An exact copy of the lines from the one containing "Transcribe this image's" to the end of the records below is required, and nothing else.

*** Begin section ***

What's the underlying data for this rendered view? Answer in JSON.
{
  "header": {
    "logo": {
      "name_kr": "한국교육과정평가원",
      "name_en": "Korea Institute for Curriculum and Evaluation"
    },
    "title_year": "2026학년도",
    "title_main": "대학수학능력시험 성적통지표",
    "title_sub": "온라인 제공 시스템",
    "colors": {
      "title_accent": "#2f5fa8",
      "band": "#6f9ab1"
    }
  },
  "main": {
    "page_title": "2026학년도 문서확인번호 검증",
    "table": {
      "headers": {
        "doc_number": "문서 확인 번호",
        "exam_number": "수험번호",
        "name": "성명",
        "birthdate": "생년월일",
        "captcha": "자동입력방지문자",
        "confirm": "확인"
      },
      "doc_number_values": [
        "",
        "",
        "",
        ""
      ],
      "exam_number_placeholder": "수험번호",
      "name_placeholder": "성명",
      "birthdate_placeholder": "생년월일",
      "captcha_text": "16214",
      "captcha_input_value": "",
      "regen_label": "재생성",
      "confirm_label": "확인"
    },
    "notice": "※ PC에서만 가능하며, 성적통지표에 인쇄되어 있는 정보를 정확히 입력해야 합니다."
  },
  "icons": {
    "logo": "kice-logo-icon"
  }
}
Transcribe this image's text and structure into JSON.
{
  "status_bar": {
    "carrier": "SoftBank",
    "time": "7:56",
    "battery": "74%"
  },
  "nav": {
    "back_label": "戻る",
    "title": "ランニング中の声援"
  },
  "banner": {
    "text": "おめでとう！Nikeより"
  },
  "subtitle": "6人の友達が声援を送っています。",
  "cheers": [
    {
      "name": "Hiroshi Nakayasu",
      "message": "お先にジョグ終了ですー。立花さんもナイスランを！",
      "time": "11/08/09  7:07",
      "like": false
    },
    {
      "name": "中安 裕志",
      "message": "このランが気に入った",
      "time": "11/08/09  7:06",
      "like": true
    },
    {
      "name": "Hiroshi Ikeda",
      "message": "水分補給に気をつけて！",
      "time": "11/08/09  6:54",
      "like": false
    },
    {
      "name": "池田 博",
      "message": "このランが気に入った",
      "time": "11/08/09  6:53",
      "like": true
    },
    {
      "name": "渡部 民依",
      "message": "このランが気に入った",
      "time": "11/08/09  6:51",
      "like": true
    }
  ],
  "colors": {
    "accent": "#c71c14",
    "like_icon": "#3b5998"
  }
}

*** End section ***

Response below:
Transcribe this image's text and structure into JSON.
{
  "status_bar": {
    "carrier": "SoftBank",
    "time": "7:56",
    "battery": "74%"
  },
  "nav": {
    "back_label": "戻る",
    "title": "ランニング中の声援"
  },
  "banner": {
    "text": "おめでとう！Nikeより"
  },
  "subtitle": "6人の友達が声援を送っています。",
  "cheers": [
    {
      "name": "Hiroshi Nakayasu",
      "message": "お先にジョグ終了ですー。立花さんもナイスランを！",
      "time": "11/08/09  7:07",
      "like": false
    },
    {
      "name": "中安 裕志",
      "message": "このランが気に入った",
      "time": "11/08/09  7:06",
      "like": true
    },
    {
      "name": "Hiroshi Ikeda",
      "message": "水分補給に気をつけて！",
      "time": "11/08/09  6:54",
      "like": false
    },
    {
      "name": "池田 博",
      "message": "このランが気に入った",
      "time": "11/08/09  6:53",
      "like": true
    },
    {
      "name": "渡部 民依",
      "message": "このランが気に入った",
      "time": "11/08/09  6:51",
      "like": true
    }
  ],
  "colors": {
    "accent": "#c71c14",
    "like_icon": "#3b5998"
  }
}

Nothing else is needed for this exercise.